Severely injured soldiers and veterans making up three international teams from the; UK, Canada, and New Zealand, are to cycle, using specialist recumbent tandem cycles, over 1500 miles from the most southern point to the most northern point of New Zealand during late October and November 2018.
Hartlepool United Community Sports Foundation are running an activity and personal development programme for ex-services personnel as part of their ongoing commitment to the Armed Forces.
Funded by The Royal British Legion and supported by the Hartlepool Borough Council, HUCSF will use sports activities and social events to help address the issues faced by veterans once they have left military service.
Ex-army sergeant, Mark Smith will be trying for his third title as Britain’s Strongest Disabled Man. Mark was shot in the right leg six times and once in the right arm while serving for the Grenadier Guards in Canada. He had to have his right leg amputated above the knee after being injured during a live firing exercise.
Mark, 33, said: ‘I was on life support and I was told if they didn’t amputate my leg that day I wouldn’t see out the rest of the day because it was giving me organ failure. ‘It was killing me, I wasn’t really left with an option. ‘I was more worried about what would happen, being a husband and a dad and having a mortgage.’ Mark joined the Forces when he was 18 but couldn’t continue after losing a limb.

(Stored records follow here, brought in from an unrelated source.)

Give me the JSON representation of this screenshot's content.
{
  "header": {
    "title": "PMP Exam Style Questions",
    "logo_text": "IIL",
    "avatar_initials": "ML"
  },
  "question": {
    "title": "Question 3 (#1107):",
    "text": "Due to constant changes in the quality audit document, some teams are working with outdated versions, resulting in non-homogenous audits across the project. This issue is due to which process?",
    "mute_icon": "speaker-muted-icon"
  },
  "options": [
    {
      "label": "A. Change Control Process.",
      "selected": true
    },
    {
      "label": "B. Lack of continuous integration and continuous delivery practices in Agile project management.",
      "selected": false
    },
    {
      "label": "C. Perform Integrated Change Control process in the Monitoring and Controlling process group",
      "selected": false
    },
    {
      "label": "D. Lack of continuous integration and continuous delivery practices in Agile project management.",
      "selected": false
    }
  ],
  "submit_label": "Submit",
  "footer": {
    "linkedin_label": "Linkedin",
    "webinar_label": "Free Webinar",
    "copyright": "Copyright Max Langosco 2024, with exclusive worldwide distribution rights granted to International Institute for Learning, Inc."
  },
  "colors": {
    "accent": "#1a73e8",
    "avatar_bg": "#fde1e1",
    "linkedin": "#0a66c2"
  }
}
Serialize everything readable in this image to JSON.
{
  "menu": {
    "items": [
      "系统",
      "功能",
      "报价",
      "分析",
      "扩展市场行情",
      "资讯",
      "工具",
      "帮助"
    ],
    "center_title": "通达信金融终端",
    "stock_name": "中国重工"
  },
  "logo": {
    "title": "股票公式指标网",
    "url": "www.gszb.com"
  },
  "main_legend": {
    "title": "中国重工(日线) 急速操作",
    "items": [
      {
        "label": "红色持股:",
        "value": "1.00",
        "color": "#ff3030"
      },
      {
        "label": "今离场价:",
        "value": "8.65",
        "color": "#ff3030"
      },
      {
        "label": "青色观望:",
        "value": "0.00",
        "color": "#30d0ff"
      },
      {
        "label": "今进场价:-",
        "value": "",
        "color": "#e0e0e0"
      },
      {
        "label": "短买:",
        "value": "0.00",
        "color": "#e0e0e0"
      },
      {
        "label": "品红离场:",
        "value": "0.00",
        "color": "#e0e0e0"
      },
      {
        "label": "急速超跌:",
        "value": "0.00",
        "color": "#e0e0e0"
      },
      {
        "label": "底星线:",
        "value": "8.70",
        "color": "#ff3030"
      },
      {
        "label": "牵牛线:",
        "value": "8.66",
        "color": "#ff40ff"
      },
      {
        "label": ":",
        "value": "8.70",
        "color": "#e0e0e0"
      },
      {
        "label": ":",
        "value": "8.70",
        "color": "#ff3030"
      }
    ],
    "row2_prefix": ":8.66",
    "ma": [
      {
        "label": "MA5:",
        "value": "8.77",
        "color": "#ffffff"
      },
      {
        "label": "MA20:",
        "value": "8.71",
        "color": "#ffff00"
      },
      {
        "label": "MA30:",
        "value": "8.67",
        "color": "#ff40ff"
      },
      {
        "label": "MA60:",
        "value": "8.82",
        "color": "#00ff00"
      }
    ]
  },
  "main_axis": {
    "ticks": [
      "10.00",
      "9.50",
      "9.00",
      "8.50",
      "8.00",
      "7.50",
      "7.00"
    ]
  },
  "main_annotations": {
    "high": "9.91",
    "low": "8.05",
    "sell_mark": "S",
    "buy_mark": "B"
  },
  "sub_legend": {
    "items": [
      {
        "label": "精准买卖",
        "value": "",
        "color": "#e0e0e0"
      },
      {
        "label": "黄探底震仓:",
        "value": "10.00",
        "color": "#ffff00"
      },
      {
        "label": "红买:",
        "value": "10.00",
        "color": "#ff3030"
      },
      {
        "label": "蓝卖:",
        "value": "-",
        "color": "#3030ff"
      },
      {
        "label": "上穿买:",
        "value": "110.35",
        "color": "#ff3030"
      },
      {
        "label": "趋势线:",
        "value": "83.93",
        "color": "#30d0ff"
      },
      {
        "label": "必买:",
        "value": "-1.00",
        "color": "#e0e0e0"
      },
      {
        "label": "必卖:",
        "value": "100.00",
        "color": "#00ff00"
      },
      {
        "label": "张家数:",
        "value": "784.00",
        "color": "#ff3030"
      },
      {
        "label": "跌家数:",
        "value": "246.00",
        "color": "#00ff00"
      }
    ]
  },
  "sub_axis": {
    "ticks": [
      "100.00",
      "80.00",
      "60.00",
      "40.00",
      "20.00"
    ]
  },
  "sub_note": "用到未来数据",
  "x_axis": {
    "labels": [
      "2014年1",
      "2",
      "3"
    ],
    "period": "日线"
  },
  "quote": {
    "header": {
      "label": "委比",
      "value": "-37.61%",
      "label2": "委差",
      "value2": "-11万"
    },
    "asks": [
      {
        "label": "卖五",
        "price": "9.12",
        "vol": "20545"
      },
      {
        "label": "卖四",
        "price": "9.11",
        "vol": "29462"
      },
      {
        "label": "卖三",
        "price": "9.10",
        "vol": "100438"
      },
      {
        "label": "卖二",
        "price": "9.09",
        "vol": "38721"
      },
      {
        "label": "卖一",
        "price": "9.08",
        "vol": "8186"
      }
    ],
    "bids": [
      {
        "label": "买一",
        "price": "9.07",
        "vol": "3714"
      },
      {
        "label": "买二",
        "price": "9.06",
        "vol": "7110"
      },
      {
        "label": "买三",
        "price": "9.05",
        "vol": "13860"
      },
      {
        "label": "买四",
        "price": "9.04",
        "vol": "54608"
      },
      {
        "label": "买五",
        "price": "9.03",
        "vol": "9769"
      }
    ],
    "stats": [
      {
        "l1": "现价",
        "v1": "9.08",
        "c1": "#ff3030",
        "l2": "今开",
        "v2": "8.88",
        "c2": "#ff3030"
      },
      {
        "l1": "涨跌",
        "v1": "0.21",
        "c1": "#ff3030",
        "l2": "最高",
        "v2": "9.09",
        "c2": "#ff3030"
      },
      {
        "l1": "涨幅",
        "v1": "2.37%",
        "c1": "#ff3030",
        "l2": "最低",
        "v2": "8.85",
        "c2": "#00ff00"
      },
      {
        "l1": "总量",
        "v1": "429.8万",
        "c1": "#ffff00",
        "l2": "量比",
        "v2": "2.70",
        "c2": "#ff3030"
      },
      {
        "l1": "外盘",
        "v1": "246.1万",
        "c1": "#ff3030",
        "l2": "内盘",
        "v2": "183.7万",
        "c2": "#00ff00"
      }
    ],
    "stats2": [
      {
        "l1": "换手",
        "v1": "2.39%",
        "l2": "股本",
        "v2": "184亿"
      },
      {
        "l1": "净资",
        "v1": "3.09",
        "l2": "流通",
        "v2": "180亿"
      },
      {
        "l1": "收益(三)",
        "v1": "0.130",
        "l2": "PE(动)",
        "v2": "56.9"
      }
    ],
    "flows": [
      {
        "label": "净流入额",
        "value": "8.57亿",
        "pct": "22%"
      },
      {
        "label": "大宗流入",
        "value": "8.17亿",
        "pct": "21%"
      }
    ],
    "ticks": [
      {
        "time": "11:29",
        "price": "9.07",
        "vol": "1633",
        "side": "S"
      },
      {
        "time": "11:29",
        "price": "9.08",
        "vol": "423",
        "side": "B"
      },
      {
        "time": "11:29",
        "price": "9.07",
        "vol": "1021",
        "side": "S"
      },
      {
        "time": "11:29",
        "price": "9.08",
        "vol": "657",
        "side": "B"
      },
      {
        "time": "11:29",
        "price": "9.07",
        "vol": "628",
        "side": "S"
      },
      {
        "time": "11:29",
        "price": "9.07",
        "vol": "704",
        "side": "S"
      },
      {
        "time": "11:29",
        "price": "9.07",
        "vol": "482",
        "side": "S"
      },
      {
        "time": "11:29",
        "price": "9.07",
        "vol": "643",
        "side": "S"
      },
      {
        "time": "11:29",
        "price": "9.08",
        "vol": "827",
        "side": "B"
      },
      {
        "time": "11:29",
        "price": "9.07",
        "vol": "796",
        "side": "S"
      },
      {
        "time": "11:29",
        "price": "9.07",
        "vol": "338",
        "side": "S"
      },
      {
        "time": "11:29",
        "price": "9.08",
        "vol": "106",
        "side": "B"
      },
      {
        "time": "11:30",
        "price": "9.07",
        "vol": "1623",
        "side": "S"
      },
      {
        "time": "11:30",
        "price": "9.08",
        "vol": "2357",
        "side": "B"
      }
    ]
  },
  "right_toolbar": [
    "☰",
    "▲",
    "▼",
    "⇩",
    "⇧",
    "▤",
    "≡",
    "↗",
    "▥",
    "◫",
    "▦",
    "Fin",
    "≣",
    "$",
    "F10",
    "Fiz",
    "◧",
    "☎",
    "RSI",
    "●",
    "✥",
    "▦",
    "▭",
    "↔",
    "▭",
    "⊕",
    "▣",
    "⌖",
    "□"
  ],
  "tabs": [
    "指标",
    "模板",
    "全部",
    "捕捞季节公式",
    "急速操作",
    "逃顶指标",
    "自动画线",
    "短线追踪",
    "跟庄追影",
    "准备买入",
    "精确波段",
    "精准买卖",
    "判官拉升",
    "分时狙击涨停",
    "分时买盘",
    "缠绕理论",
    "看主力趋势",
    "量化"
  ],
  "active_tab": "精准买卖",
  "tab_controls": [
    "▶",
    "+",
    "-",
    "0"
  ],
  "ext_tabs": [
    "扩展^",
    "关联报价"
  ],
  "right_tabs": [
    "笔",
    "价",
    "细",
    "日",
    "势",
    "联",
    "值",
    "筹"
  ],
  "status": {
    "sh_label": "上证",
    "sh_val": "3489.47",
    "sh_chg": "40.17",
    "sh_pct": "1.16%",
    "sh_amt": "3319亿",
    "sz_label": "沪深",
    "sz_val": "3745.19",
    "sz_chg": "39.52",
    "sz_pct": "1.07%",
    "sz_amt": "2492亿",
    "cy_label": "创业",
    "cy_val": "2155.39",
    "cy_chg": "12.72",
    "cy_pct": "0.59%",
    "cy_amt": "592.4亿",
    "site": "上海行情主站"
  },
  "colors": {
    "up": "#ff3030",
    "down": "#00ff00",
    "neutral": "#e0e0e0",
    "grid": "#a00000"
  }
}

Walking With The Wounded’s Cumbrian Challenge will support more than 250 ex-servicemen and women who are currently homeless, unemployed or struggling with their mental health, get their lives back on track and back to full health.
A blind Second World War veteran has taken to the slopes for the first time – just two days after his 96th birthday.
Gordon Mills, of Edinburgh, had his first ever ski lesson at Midlothian Snowsports Centre on Tuesday in a trip arranged by charity Scottish War Blinded.